I fail to understand how this cannot be both seen and understood as an issue. While it is part of a blended service, when the public can quite frankly follow the issues on the system and see vehicle locations, there should be a reasonable way to manage this for the service provider, and frankly to understand there is a large gap of service behind, makes this unreal. The world today, this should be something that the TTC should be seeking ways to manage near automatically. How hard would it really be to track this and create a signal at the terminus that would look at spacing on the line and nearly automatically work towards it. It would seem the TTC lacks a culture, but perhaps going through the process of writing algorithms for line management, would also help with the culture. I have 2 cars within 2 minutes, and a 10 minute gap, would it make sense to hold the second car to the outer end of the acceptable service interval, say hold for 5 minutes. Could not such a rule simply be nearly automated? Even if this were only at the terminals would this not make a substantial difference over time in smoothing service?
Steve: Whenever this sort of thing comes up, the usual response, after “congestion”, is to talk about the new VISION monitoring system that will bring the technology into the 21st century. I am less optimistic because an essential problem in a lot of computer system design is that the prevailing ideas of “how things work” and “what is needed” are baked into the specs. The project is running late, and so I have not had a chance to see it in action, even at the level of a demo with a test route.
To what degree is this a question of trying to over think the problem? Trying to hard to cast into the issue, and solve all with a single stroke, as opposed to starting small, and just trying to solve the issue of headway departing terminal as a starting point.
Steve: I think more it’s a case of refusing to address the core problem that headway management is not the TTC’s strong suit, in part because the corporate culture is that it can’t be fixed.

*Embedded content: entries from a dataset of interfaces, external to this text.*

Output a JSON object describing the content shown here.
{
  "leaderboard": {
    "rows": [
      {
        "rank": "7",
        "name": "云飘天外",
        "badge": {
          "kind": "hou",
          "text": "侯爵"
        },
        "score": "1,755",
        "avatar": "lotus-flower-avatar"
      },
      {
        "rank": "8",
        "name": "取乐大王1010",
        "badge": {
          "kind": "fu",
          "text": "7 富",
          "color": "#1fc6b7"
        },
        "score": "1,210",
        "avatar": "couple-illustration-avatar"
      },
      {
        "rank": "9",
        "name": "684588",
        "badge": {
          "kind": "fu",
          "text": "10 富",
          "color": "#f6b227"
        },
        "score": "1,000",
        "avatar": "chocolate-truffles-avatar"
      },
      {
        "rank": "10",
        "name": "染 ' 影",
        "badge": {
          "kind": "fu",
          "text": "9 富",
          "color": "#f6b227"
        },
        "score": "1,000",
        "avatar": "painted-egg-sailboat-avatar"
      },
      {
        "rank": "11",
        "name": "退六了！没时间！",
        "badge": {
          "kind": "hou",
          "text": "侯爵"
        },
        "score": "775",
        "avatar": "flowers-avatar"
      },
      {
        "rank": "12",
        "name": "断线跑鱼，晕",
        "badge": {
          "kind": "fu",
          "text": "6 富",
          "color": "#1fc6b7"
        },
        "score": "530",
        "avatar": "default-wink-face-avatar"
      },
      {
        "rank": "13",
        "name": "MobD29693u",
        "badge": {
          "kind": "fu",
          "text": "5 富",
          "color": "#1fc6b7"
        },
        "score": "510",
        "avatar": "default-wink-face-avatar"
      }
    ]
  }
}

I’ll have to pay closer attention to this but from my recollections, 514 runs can often enter service from the yard only minutes apart. I have personally seen eastbound 514 cars bunched together (with no 504 cars to be seen) 2 and even 3 running as a pack along King early in the morning before the peak of the AM rush.